Greater Manchester

Case Study: Cargill Forest School

In September 2019 ten pupils from The Canterbury Centre, a Pupil Referral Unit (PRU) in Salford, began attending weekly forest school sessions at Trafford Ecology Park that would run for a full year, thanks to funding from local corporate partner, Cargill.

Forest School - Trafford Ecology Park

Forest School Sessions

Led by our qualified Forest School practitioners, each forest school session started with a cooking activity round the fire, providing valuable time for the group to bond outside of the typical classroom environment.

Once settled into the session the young people participated in a number of outdoor activities, which included:

  • Tree identification
  • Shelter building
  • Making wind chimes
  • Making willow and dogwood wreaths
  • Making a toasting fork
  • Cutting back the overgrown pond area
  • Learning about tinder and kindling for fire lighting and collecting
  • Learning about coppicing and using the wood to make tripods and woodland chairs.

Throughout all of these activities the young people learned valuable skills including how to work together, share and help others. Several of the participants have worked towards gaining a John Muir Award.


Tom’s Story

One of the young people taking part in the Forest School sessions was Tom*. Tom was disengaged in almost all areas of learning in a school setting. He refused to write anything down or even go into the Maths or English rooms. He didn’t like to eat in school and often went the full day without eating or drinking.

Tom behaves a lot differently at Forest School. He engages well, eats food he prepares and happily participate in group activities. Tom enjoys the freedom of the Forest School setting as he is able to move about freely if he feels he needs to do so.

*name changed to protect identity

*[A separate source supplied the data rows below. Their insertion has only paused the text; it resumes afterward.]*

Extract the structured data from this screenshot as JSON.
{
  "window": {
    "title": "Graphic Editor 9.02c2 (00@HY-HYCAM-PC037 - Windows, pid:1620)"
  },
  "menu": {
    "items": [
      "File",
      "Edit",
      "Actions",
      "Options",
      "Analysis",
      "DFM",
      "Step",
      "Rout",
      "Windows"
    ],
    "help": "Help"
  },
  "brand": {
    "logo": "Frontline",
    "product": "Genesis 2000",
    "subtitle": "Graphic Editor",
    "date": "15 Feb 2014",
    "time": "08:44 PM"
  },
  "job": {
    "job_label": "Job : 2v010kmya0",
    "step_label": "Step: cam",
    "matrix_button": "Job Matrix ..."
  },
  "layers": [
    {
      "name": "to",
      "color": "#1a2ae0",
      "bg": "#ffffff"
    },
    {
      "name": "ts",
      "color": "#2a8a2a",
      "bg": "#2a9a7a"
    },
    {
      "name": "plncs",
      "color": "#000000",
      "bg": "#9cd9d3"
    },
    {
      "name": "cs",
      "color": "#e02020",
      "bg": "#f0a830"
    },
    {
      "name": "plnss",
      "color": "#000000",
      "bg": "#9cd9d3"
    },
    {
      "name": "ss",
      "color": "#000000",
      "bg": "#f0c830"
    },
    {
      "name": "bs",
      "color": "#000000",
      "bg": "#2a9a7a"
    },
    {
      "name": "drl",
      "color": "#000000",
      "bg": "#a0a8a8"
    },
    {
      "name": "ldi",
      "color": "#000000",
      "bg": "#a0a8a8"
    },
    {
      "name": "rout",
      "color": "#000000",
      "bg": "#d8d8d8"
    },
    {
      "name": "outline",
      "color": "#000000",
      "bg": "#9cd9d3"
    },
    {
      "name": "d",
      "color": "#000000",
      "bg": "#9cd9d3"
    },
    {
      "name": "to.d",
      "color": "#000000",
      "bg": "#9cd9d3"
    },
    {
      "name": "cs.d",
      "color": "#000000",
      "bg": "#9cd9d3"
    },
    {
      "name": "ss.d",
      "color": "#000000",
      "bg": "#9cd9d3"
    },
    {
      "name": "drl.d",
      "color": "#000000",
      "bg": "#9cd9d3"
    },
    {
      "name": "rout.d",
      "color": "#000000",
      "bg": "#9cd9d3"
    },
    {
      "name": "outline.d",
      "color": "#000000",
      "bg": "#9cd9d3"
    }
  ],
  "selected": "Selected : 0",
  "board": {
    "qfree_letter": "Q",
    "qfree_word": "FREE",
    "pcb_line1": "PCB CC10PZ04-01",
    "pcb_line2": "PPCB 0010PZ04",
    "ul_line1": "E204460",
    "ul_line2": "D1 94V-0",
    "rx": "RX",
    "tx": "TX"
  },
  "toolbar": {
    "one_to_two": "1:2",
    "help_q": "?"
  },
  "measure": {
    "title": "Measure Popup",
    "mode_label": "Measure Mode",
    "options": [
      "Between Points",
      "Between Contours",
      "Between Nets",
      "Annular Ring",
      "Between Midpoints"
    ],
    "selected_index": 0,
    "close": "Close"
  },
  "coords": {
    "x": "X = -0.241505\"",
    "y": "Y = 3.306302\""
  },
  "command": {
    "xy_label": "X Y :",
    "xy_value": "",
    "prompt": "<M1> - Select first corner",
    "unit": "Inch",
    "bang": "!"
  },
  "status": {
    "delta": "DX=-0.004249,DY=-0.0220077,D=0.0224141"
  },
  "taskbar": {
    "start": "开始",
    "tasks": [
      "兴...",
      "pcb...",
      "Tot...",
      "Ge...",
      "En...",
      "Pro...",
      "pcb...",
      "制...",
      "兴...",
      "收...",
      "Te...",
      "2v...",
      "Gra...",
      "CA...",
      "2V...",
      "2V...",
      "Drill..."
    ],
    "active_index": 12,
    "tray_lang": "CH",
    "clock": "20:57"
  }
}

We have watched the pupils from the Canterbury Centre develop new skills, cooperate, and really enjoy the forest school activities.  Moving education outside the classroom has been very beneficial especially during ‘lockdown’ and the associated disruption.  Thank you for enabling this.

Dennis Concannon, Teacher at the Canterbury Centre


Thanks to support from:

Cargill logo